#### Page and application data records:
=== Begin Enclosure ===

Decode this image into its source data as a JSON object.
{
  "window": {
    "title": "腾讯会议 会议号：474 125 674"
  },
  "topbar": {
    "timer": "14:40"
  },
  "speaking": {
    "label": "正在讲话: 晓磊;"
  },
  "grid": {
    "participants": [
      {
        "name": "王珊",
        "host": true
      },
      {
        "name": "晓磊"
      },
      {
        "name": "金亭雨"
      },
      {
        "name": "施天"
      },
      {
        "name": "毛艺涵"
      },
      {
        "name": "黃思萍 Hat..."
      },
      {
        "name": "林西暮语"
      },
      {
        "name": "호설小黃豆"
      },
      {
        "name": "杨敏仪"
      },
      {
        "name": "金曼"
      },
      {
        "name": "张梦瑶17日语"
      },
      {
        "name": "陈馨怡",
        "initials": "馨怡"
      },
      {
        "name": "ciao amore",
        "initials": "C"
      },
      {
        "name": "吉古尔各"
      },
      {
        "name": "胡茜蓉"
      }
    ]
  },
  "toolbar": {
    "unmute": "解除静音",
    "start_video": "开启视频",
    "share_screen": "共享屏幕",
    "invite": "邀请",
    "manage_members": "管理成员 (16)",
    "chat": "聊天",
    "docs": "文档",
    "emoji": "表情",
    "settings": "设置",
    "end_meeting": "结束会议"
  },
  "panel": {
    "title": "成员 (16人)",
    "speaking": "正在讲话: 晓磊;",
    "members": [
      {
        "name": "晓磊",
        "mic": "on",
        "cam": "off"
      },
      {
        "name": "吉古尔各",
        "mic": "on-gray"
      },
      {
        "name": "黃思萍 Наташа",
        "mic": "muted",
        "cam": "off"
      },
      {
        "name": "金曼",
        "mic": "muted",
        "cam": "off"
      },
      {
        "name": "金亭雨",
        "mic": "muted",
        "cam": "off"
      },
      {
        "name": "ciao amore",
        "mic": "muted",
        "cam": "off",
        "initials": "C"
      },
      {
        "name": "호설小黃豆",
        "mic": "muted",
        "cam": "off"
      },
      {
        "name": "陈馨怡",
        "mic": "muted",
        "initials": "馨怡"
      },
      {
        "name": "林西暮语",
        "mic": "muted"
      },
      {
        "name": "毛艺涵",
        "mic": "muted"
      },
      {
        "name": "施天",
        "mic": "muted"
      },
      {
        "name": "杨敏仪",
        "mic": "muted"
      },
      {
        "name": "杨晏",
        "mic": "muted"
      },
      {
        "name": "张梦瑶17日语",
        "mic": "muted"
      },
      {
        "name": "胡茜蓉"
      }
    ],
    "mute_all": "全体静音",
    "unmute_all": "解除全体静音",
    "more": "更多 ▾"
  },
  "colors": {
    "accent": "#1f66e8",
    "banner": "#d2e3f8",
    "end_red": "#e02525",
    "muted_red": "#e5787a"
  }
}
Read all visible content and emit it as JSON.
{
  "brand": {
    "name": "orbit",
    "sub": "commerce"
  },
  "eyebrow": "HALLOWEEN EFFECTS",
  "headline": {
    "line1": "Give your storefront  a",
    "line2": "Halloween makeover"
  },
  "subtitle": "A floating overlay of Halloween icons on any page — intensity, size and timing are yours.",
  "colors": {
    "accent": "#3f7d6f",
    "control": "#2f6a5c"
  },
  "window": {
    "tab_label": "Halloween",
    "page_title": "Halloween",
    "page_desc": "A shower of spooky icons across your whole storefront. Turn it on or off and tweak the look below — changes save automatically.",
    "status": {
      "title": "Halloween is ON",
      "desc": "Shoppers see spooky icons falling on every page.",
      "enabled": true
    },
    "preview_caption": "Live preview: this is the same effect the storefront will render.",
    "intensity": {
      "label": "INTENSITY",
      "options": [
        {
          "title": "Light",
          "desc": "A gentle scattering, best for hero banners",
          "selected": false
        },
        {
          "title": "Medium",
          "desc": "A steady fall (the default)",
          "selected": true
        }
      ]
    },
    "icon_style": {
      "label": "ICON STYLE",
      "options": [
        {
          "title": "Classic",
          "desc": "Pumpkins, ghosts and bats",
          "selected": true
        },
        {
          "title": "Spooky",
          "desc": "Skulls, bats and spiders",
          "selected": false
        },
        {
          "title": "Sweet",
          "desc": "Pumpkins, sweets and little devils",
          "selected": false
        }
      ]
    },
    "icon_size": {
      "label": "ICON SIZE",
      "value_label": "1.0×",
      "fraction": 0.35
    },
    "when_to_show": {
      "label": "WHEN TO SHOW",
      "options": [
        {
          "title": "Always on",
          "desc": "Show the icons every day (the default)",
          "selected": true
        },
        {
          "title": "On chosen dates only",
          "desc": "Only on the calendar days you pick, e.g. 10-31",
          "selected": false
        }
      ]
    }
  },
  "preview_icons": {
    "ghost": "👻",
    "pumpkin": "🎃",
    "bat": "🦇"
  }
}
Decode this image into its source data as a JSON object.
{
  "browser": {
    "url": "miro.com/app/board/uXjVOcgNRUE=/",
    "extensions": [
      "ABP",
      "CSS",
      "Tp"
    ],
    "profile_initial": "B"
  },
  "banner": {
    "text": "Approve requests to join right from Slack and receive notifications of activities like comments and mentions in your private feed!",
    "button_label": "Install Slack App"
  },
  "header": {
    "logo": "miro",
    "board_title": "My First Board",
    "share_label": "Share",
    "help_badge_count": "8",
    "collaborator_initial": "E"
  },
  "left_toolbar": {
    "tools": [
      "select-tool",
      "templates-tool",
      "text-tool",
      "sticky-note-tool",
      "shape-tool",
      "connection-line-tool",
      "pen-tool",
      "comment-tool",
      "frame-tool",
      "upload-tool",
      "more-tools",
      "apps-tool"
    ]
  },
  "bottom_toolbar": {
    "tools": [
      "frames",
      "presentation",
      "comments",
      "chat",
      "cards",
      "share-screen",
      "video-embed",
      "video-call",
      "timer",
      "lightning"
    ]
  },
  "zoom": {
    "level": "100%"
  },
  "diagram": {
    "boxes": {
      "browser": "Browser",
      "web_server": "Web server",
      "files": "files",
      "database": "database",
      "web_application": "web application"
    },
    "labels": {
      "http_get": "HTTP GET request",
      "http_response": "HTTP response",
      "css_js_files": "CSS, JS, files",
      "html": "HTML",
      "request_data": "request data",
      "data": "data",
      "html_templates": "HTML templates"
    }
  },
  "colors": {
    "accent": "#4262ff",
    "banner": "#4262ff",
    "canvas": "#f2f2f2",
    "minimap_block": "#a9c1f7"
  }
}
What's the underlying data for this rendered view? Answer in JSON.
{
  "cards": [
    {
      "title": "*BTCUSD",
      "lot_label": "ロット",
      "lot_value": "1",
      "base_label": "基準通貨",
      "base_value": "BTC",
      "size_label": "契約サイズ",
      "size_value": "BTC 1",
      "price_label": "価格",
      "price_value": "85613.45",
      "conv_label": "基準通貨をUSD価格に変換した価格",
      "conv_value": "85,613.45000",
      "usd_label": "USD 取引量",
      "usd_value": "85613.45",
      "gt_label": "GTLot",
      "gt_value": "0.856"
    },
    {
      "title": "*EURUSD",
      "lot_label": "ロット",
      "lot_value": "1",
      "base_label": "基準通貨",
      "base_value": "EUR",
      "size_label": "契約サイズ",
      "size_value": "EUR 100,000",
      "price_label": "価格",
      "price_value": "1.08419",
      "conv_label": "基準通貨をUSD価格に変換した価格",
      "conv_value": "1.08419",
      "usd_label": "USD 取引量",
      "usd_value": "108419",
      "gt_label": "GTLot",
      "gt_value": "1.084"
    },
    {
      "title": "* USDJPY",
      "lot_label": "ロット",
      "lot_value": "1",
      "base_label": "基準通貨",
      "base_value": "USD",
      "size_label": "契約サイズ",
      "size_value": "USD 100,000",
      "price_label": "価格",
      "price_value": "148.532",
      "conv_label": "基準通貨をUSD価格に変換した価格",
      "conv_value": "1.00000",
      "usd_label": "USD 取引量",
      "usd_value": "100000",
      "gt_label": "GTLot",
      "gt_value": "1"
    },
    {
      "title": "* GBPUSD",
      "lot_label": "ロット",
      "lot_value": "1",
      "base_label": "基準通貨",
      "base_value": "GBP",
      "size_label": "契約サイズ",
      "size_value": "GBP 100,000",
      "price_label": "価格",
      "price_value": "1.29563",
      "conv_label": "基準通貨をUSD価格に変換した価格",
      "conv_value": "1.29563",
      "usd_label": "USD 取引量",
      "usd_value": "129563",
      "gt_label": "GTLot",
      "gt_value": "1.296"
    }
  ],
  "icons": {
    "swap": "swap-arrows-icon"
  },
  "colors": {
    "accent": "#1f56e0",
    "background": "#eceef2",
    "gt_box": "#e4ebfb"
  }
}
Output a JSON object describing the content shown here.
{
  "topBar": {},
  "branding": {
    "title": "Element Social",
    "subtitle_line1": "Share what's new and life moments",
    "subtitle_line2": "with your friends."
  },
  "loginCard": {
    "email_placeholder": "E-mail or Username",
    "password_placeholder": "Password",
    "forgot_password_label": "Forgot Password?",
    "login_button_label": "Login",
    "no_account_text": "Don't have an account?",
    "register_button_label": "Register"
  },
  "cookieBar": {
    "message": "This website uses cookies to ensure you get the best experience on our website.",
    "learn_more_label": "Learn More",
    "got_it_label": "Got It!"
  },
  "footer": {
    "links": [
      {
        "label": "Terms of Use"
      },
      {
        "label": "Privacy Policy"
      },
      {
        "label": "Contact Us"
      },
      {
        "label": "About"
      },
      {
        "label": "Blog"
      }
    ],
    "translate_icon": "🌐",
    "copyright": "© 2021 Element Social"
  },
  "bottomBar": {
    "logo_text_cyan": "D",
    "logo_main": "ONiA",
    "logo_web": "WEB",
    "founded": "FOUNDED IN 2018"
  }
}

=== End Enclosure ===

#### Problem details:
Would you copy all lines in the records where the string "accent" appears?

#### Written answer:
    "accent": "#1f66e8",
    "accent": "#3f7d6f",
    "accent": "#4262ff",
    "accent": "#1f56e0",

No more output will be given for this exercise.